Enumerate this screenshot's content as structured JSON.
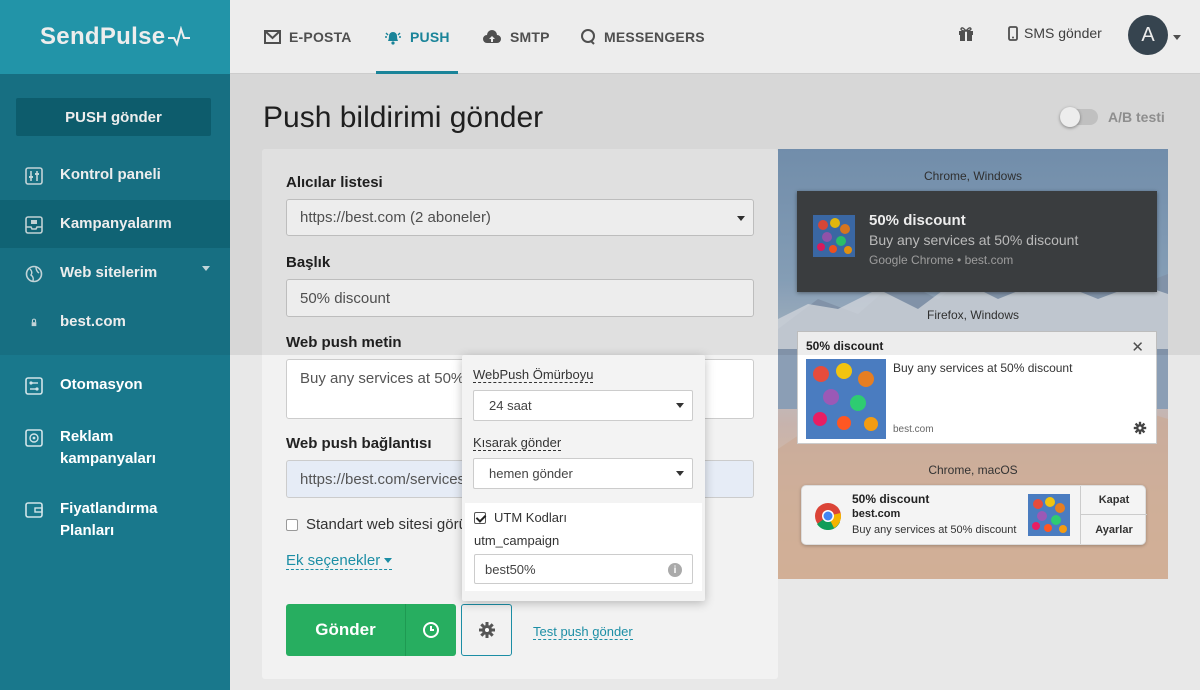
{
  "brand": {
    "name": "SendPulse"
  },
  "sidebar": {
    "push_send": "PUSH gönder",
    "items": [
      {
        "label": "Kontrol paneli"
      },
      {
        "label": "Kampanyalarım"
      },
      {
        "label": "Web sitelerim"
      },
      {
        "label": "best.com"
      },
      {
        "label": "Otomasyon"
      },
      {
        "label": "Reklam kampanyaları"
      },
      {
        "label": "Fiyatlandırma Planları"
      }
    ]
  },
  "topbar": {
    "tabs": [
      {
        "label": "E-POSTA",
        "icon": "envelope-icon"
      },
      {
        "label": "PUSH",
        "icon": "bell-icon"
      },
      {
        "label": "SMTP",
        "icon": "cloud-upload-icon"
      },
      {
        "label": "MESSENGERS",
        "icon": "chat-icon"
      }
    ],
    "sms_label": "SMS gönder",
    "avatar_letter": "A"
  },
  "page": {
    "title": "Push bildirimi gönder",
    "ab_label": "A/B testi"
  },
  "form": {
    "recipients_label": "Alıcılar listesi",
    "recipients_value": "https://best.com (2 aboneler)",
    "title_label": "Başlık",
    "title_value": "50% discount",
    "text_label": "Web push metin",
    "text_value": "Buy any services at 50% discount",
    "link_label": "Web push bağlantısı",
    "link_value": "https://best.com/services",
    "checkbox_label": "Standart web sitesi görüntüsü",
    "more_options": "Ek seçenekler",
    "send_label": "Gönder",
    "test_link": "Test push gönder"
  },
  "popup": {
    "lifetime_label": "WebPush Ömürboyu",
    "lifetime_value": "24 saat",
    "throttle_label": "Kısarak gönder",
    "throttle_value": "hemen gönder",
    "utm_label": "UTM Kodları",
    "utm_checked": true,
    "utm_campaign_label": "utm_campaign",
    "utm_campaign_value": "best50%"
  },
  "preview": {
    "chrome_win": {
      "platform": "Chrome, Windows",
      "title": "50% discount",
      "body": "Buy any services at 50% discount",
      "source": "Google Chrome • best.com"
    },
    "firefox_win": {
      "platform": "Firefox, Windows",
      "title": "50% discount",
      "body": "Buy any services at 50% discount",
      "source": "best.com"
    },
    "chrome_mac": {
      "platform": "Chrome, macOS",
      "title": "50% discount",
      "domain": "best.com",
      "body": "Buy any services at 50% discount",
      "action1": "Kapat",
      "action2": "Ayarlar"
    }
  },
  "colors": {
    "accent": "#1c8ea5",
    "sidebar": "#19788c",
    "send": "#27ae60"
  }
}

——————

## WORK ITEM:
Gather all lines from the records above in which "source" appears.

## WRITTEN RESPONSE:
      "source": "Google Chrome • best.com"
      "source": "best.com"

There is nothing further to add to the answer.